Note 1: The housing stock value uses a 2000 base, which adjusts house prices based upon the change in household incomes to the peak.
Note 2: The underlying demand for housing was substantial in some of the less restrictively markets, which is illustrated by the strong net domestic migration to metropolitan areas such as Atlanta, Austin, Dallas – Fort Worth, Houston, Raleigh and San Antonio. At the same time, some more restrictive markets (smart growth) that hit historically experienced strong demand were experiencing huge domestic outmigration, indicating little in underlying demand. This includes Los Angeles, San Francisco, San Diego and San Jose. Demand, however is driven upward in more restrictively metropolitan areas by speculation which, according to the Federal Reserve Bank of Dallas is attracted by supply constraints.
Note 3: The 11 “ground zero” metropolitan markets were Los Angeles, San Francisco, San Diego, San Jose, Sacramento, Riverside-San Bernardino, Las Vegas, Phoenix, Tampa-St. Petersburg, Miami and the Washington, DC area.
Note 4: The pre-crash losses in the 18 other restrictively regulated markets were $0.5 trillion. These markets accounted for 37 percent of owner occupied housing in the metropolitan areas of more than 1,000,000 population, compared to 35 percent in the less restrictively regulated markets, yet had losses three times as high.
Note 5: The Containment of Urban England also indicates that new house sizes have been forced downward by the planning regulations (see photo at the top of the article).
Photograph: New, smaller exurban housing in the London area (by author)
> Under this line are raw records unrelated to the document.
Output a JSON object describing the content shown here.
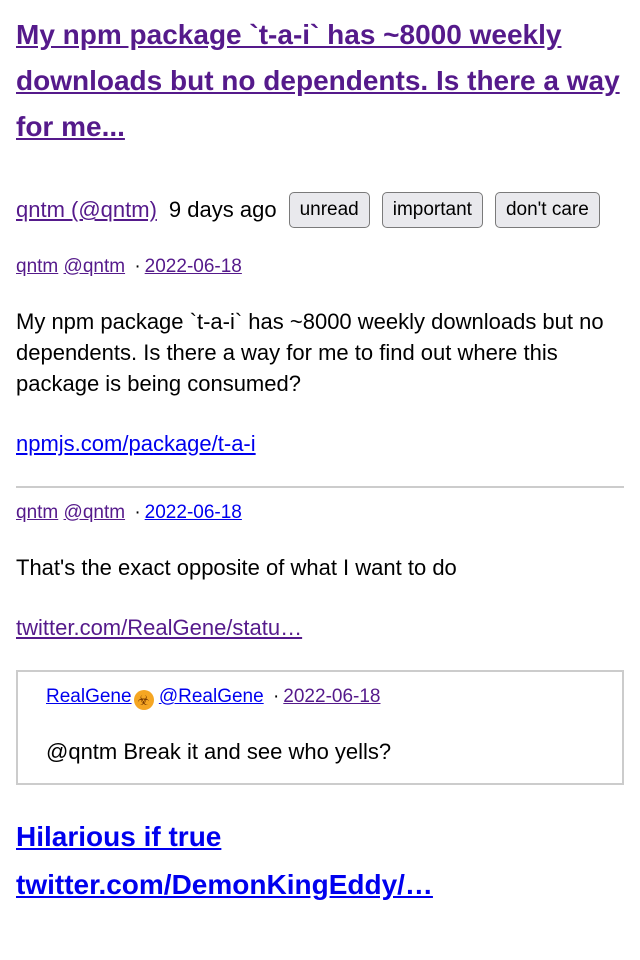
{
  "story": {
    "title": "My npm package `t-a-i` has ~8000 weekly downloads but no dependents. Is there a way for me...",
    "author": "qntm (@qntm)",
    "age": "9 days ago",
    "buttons": [
      "unread",
      "important",
      "don't care"
    ]
  },
  "tweets": [
    {
      "name": "qntm",
      "handle": "@qntm",
      "separator": "·",
      "date": "2022-06-18",
      "text": "My npm package `t-a-i` has ~8000 weekly downloads but no dependents. Is there a way for me to find out where this package is being consumed?",
      "link": "npmjs.com/package/t-a-i"
    },
    {
      "name": "qntm",
      "handle": "@qntm",
      "separator": "·",
      "date": "2022-06-18",
      "text": "That's the exact opposite of what I want to do",
      "link": "twitter.com/RealGene/statu…",
      "quote": {
        "name": "RealGene",
        "emoji": "☣",
        "handle": "@RealGene",
        "separator": "·",
        "date": "2022-06-18",
        "text": "@qntm Break it and see who yells?"
      }
    }
  ],
  "bottom": {
    "heading_link": "Hilarious if true",
    "url_link": "twitter.com/DemonKingEddy/…"
  },
  "colors": {
    "visited_link": "#551a8b",
    "unvisited_link": "#0000ee",
    "divider": "#cccccc",
    "button_bg": "#e9e9ed"
  }
}
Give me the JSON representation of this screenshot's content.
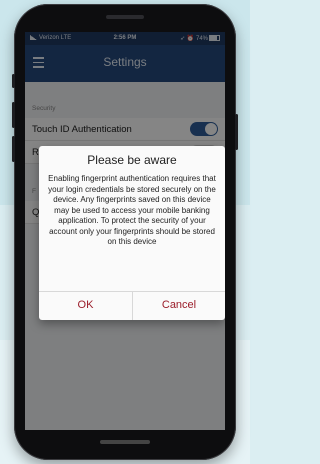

Wendell Cox is a Visiting Professor, Conservatoire National des Arts et Metiers, Paris and the author of “War on the Dream: How Anti-Sprawl Policy Threatens the Quality of Life”